All about algae
Interesting article in the Indy yesterday. Trouble is, when it comes to biofuels, logic and journalism seem to be totally incompatible. Take this section (my emphasis):
“…it is hoped that algae farms could use the CO2 waste from power stations, creating the possibility of power plants that produce fuel simply as a by-product of electricity, rather than pumping tons of CO2 into the atmosphere (1). Shell says a 1,000-hectare algae facility would absorb 300,000 tons of CO2, which, even factoring in the fossil fuels that would be consumed in processing algal oils (2), would be the equivalent of taking 70,000 medium-sized cars off the road (3).”
(1) If you feed CO2 waste from power-stations to algae to produce fuel, all you’re doing is delaying its release to the atmosphere. Sure, it may be efficient to make use of a concentrated source of CO2 in this way, but it doesn’t ultimately keep that CO2 out of the atmosphere. To do that you’d have to destroy it or bury it or otherwise dispose of it.
( 2) It’s wrong to say “fossil fuels” are used to provide the energy to produce biofuels, even though this is often seen.

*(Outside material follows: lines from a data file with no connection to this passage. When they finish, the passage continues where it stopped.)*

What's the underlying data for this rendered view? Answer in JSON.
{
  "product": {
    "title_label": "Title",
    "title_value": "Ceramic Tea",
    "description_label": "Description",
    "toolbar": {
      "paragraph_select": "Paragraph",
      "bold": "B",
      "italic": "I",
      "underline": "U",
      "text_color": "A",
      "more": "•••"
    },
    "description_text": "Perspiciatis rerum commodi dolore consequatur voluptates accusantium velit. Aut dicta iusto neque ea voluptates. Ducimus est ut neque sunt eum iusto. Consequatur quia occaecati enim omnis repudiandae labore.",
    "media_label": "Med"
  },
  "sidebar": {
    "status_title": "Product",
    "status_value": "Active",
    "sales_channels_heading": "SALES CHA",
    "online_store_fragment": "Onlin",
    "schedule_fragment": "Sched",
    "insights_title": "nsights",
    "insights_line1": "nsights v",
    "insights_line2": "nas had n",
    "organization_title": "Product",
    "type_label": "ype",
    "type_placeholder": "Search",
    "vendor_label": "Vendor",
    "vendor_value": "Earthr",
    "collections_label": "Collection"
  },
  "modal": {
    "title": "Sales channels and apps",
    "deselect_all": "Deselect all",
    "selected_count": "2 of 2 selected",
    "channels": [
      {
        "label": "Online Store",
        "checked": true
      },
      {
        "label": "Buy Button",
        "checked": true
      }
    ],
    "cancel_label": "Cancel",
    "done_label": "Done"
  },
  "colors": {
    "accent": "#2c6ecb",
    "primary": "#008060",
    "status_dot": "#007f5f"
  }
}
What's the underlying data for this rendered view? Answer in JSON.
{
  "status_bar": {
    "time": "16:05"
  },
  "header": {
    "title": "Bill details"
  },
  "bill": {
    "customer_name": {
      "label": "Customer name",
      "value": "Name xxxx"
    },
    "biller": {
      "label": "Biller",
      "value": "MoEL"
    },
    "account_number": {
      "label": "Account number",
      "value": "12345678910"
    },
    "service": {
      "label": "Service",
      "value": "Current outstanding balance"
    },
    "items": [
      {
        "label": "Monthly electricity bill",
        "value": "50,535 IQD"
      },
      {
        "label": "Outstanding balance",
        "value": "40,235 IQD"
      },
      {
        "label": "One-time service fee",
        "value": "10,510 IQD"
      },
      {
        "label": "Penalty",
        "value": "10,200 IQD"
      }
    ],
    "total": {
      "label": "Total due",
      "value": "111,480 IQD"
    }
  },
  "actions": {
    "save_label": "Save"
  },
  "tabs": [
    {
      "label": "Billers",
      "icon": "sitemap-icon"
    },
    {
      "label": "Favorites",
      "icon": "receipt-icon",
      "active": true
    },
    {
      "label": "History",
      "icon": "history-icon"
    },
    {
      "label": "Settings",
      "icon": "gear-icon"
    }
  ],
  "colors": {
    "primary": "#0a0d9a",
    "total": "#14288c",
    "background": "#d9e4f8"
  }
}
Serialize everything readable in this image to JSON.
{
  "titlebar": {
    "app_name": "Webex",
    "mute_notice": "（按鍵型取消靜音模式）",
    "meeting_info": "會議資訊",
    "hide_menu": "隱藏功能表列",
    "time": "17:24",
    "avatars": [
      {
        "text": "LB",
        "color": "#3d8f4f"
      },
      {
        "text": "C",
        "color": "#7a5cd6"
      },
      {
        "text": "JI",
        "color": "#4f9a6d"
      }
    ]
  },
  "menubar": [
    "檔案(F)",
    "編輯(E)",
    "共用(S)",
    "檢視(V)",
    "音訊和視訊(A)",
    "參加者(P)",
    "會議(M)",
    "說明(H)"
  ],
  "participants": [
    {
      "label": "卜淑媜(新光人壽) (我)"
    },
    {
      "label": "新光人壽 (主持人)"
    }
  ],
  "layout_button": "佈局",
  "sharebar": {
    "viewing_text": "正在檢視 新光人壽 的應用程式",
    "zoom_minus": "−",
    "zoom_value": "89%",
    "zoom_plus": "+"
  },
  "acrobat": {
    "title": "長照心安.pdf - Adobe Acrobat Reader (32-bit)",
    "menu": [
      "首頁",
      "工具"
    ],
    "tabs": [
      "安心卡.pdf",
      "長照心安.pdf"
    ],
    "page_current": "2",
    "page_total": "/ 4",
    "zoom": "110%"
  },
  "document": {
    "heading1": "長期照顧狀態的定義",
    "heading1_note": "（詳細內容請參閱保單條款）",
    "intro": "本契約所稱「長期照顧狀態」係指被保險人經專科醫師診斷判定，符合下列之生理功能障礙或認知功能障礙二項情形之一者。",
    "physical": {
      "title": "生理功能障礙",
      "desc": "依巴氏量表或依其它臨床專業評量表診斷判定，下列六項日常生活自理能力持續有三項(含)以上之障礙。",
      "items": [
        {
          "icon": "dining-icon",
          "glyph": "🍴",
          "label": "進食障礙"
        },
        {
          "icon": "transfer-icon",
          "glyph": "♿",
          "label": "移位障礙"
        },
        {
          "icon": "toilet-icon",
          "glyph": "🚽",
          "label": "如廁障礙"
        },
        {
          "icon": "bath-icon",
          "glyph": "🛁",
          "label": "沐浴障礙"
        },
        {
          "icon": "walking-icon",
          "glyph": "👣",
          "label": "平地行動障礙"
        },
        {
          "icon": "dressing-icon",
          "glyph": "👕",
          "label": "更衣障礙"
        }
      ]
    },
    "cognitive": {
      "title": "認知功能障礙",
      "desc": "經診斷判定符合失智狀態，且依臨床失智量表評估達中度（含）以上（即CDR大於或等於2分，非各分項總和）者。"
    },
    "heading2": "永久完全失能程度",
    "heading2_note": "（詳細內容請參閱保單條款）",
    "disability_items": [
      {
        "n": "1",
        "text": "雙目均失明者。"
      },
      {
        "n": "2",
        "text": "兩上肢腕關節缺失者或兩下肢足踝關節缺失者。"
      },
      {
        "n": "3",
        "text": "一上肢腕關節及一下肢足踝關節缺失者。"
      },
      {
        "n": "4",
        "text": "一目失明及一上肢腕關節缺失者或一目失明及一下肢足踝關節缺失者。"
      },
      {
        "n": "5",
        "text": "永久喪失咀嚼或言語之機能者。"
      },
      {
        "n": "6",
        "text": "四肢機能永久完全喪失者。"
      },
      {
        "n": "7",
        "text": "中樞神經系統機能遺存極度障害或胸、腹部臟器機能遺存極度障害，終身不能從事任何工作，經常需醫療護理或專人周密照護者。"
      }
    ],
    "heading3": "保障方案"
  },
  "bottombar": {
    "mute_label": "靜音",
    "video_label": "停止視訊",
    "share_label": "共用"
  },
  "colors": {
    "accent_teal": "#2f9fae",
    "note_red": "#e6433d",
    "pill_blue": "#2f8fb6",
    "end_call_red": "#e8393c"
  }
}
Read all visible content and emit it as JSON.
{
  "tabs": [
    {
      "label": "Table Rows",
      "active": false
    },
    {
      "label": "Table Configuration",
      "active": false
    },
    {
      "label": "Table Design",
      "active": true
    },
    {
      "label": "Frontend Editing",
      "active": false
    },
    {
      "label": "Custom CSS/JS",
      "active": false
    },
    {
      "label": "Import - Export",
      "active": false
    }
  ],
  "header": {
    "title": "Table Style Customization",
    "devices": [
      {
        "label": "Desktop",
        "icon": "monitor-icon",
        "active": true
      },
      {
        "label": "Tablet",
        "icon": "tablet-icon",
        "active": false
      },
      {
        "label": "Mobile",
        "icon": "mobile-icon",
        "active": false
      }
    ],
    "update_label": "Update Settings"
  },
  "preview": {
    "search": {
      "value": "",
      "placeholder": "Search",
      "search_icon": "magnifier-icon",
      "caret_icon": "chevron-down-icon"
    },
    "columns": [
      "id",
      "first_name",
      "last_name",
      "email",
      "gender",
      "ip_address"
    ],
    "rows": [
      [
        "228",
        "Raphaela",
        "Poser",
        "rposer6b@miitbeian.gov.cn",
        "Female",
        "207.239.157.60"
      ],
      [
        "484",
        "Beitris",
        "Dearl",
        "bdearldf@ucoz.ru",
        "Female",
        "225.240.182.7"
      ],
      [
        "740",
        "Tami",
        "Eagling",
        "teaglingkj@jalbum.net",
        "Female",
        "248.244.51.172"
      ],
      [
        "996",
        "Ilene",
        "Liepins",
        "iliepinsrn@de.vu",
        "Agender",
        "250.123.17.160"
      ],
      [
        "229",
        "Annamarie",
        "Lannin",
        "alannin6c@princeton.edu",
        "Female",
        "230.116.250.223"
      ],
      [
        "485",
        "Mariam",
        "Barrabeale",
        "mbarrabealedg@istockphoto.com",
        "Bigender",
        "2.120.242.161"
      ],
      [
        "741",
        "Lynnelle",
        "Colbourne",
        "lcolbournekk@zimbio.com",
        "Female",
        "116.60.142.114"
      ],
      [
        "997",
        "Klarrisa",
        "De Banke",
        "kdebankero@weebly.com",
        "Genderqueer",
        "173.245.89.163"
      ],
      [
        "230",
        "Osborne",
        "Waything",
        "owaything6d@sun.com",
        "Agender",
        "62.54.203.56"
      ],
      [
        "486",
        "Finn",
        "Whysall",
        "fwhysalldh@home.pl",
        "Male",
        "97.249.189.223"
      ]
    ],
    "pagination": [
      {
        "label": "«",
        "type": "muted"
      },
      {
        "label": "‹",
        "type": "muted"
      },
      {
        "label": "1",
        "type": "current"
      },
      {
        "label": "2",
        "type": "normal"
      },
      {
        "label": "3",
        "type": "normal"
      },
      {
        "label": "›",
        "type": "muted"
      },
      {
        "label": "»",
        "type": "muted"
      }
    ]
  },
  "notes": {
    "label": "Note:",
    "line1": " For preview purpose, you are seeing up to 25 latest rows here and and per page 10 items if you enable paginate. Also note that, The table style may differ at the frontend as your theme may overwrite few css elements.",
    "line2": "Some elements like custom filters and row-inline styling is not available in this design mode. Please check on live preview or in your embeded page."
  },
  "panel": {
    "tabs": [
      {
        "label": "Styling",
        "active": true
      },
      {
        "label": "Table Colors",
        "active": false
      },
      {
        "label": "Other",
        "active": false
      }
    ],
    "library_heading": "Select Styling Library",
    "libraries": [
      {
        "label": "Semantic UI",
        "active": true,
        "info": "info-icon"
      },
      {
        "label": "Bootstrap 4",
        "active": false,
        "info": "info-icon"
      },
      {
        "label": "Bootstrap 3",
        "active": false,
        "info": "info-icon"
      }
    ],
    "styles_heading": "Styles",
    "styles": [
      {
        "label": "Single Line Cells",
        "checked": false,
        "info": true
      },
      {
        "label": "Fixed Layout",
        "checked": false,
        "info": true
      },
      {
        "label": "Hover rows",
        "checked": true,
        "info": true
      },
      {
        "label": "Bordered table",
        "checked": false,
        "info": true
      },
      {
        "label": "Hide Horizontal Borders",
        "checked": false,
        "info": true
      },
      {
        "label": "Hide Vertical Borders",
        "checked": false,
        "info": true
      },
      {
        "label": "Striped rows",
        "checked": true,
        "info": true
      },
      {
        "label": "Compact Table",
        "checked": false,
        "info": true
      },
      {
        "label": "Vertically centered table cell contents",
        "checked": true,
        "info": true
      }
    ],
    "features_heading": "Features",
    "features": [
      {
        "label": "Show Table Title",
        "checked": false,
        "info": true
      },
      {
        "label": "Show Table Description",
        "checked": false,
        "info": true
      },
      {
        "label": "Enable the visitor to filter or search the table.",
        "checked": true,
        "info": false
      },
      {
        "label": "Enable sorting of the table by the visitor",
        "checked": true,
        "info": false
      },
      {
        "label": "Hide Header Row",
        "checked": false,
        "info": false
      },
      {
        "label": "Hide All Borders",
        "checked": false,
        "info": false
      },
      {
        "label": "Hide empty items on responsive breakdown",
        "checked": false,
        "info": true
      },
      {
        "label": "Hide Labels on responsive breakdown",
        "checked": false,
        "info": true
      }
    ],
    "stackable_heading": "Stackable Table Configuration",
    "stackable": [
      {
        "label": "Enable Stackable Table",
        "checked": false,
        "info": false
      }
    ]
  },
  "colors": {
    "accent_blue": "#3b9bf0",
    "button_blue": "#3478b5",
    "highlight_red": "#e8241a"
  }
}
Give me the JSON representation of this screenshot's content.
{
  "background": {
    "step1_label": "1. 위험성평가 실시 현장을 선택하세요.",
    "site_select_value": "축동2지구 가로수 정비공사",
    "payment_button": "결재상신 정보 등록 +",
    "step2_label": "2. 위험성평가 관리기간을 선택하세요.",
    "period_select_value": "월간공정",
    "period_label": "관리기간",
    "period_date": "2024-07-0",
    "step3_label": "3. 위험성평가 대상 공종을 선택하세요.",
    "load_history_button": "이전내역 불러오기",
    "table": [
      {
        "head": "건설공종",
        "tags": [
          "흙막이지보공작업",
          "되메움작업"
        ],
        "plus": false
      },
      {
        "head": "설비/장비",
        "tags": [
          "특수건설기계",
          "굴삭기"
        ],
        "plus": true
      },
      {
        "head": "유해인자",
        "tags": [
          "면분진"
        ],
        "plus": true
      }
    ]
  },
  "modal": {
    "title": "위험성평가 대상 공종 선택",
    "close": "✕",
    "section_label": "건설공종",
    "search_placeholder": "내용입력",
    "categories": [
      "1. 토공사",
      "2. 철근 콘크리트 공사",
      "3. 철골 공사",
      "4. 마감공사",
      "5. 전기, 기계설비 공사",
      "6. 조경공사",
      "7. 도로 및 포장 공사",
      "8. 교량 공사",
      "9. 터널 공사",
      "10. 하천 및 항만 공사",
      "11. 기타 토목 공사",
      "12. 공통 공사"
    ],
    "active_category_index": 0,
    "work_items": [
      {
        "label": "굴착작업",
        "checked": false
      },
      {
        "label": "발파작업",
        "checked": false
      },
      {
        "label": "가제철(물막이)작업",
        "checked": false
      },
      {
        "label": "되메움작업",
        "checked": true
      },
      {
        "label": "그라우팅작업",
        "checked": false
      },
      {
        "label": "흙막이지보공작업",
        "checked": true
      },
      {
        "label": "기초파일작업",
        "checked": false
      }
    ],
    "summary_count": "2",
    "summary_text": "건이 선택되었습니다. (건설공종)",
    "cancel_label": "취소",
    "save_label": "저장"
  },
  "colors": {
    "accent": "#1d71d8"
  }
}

The energy could come from the biofuels themselves, so it has to just be considered as an efficiency reduction.
(3) Or the algal biofuel could simply allow people to drive more – see The Displacement Fallacy.
Algal biofuels are clearly preferableto agrofuels (biofuels from agricultural products), but I suspect that if we end up producing energy in such a capital-intensive fashion, solar will win out (see Biofuels Are Not the Answer). The issue is whether complementary products (electric cars or even the electrification of the UK railway network and batteries or other storage) arrive in time. It’ll be interesting to watch. The battle will make VHS vs Betamax, HD-DVD vs Blueray look like a minor scuffle.
Another reason for backing electricity, though, is the problem of local emissions – urban air pollution – which biofuels do nothing to solve. I suspect air quality will become a huge issue as ever more people can afford to be concerned about pale green issues. By “pale green” I mean environmental issues of direct personal concern. As people get wealthier, they are prepared – or able – to sacrifice some further economic gain for enhanced quality of life.